**Task objective:** Among the lines below, which ones contain the word "phòng"? Copy every such line.

**Supplied information:**
----
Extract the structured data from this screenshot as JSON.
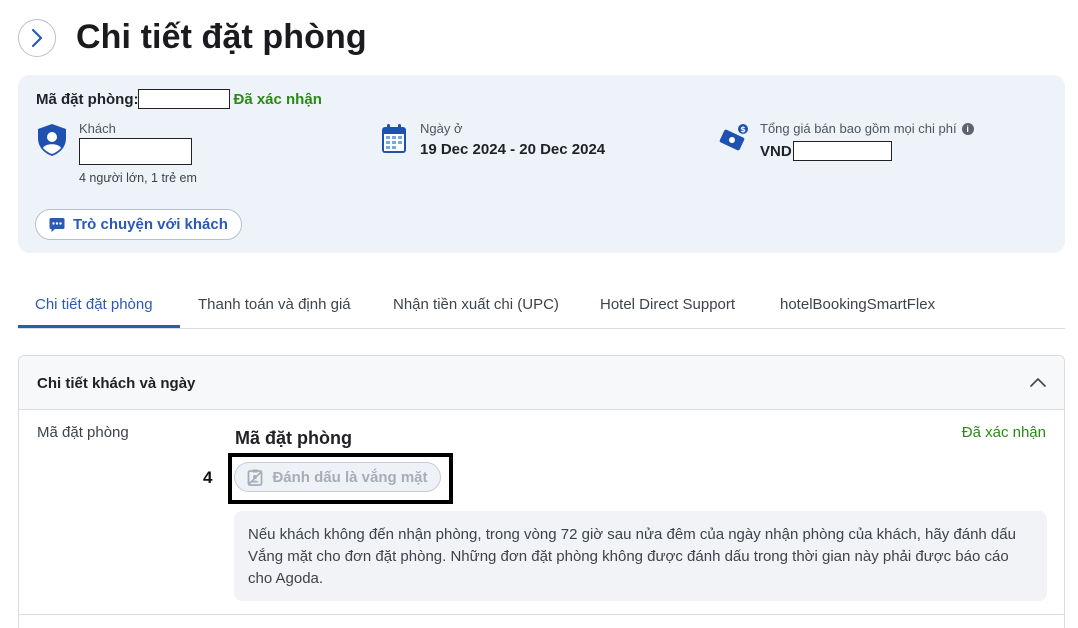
{
  "header": {
    "title": "Chi tiết đặt phòng"
  },
  "summary": {
    "booking_label": "Mã đặt phòng:",
    "booking_status": "Đã xác nhận",
    "guest": {
      "label": "Khách",
      "count": "4 người lớn, 1 trẻ em"
    },
    "stay": {
      "label": "Ngày ở",
      "dates": "19 Dec 2024 - 20 Dec 2024"
    },
    "price": {
      "label": "Tổng giá bán bao gồm mọi chi phí",
      "currency": "VND"
    },
    "chat_button": "Trò chuyện với khách"
  },
  "tabs": [
    {
      "label": "Chi tiết đặt phòng",
      "active": true
    },
    {
      "label": "Thanh toán và định giá",
      "active": false
    },
    {
      "label": "Nhận tiền xuất chi (UPC)",
      "active": false
    },
    {
      "label": "Hotel Direct Support",
      "active": false
    },
    {
      "label": "hotelBookingSmartFlex",
      "active": false
    }
  ],
  "panel": {
    "title": "Chi tiết khách và ngày",
    "row_label": "Mã đặt phòng",
    "row_title": "Mã đặt phòng",
    "row_status": "Đã xác nhận",
    "step_number": "4",
    "noshow_button": "Đánh dấu là vắng mặt",
    "info_text": "Nếu khách không đến nhận phòng, trong vòng 72 giờ sau nửa đêm của ngày nhận phòng của khách, hãy đánh dấu Vắng mặt cho đơn đặt phòng. Những đơn đặt phòng không được đánh dấu trong thời gian này phải được báo cáo cho Agoda."
  },
  "colors": {
    "accent": "#2a5ab3",
    "confirmed": "#2b8a16",
    "summary_bg": "#eef2f9"
  }
}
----
**Exercise output:**
    "title": "Chi tiết đặt phòng"
    "booking_label": "Mã đặt phòng:",
      "label": "Chi tiết đặt phòng",
    "row_label": "Mã đặt phòng",
    "row_title": "Mã đặt phòng",
    "info_text": "Nếu khách không đến nhận phòng, trong vòng 72 giờ sau nửa đêm của ngày nhận phòng của khách, hãy đánh dấu Vắng mặt cho đơn đặt phòng. Những đơn đặt phòng không được đánh dấu trong thời gian này phải được báo cáo cho Agoda."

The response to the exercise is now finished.